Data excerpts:

========================================

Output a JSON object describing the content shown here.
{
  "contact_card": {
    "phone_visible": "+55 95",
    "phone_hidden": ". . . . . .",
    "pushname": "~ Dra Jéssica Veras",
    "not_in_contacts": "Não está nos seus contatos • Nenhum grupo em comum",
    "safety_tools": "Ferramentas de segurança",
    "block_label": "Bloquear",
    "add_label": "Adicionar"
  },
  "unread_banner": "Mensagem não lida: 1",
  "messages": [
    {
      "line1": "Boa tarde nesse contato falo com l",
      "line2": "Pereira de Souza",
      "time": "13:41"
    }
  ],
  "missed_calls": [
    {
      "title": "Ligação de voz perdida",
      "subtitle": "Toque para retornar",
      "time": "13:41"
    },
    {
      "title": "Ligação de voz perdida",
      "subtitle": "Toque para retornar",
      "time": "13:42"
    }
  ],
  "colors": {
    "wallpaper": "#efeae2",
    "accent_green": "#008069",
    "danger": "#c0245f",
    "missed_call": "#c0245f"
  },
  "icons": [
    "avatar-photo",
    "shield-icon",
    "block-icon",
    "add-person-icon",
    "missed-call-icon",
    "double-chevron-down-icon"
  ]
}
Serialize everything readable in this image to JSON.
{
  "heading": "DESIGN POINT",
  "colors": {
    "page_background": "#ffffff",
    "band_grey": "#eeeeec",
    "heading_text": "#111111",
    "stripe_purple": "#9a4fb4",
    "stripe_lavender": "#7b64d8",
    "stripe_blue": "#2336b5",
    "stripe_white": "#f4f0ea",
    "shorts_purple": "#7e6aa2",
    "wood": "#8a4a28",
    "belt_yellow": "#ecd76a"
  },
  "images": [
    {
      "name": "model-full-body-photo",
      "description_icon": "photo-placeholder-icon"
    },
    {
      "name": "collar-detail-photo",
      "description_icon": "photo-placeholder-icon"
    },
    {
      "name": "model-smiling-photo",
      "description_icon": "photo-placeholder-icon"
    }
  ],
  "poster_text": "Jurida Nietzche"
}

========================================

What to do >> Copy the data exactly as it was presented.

Reply to the exercise >>
Output a JSON object describing the content shown here.
{
  "contact_card": {
    "phone_visible": "+55 95",
    "phone_hidden": ". . . . . .",
    "pushname": "~ Dra Jéssica Veras",
    "not_in_contacts": "Não está nos seus contatos • Nenhum grupo em comum",
    "safety_tools": "Ferramentas de segurança",
    "block_label": "Bloquear",
    "add_label": "Adicionar"
  },
  "unread_banner": "Mensagem não lida: 1",
  "messages": [
    {
      "line1": "Boa tarde nesse contato falo com l",
      "line2": "Pereira de Souza",
      "time": "13:41"
    }
  ],
  "missed_calls": [
    {
      "title": "Ligação de voz perdida",
      "subtitle": "Toque para retornar",
      "time": "13:41"
    },
    {
      "title": "Ligação de voz perdida",
      "subtitle": "Toque para retornar",
      "time": "13:42"
    }
  ],
  "colors": {
    "wallpaper": "#efeae2",
    "accent_green": "#008069",
    "danger": "#c0245f",
    "missed_call": "#c0245f"
  },
  "icons": [
    "avatar-photo",
    "shield-icon",
    "block-icon",
    "add-person-icon",
    "missed-call-icon",
    "double-chevron-down-icon"
  ]
}
Serialize everything readable in this image to JSON.
{
  "heading": "DESIGN POINT",
  "colors": {
    "page_background": "#ffffff",
    "band_grey": "#eeeeec",
    "heading_text": "#111111",
    "stripe_purple": "#9a4fb4",
    "stripe_lavender": "#7b64d8",
    "stripe_blue": "#2336b5",
    "stripe_white": "#f4f0ea",
    "shorts_purple": "#7e6aa2",
    "wood": "#8a4a28",
    "belt_yellow": "#ecd76a"
  },
  "images": [
    {
      "name": "model-full-body-photo",
      "description_icon": "photo-placeholder-icon"
    },
    {
      "name": "collar-detail-photo",
      "description_icon": "photo-placeholder-icon"
    },
    {
      "name": "model-smiling-photo",
      "description_icon": "photo-placeholder-icon"
    }
  ],
  "poster_text": "Jurida Nietzche"
}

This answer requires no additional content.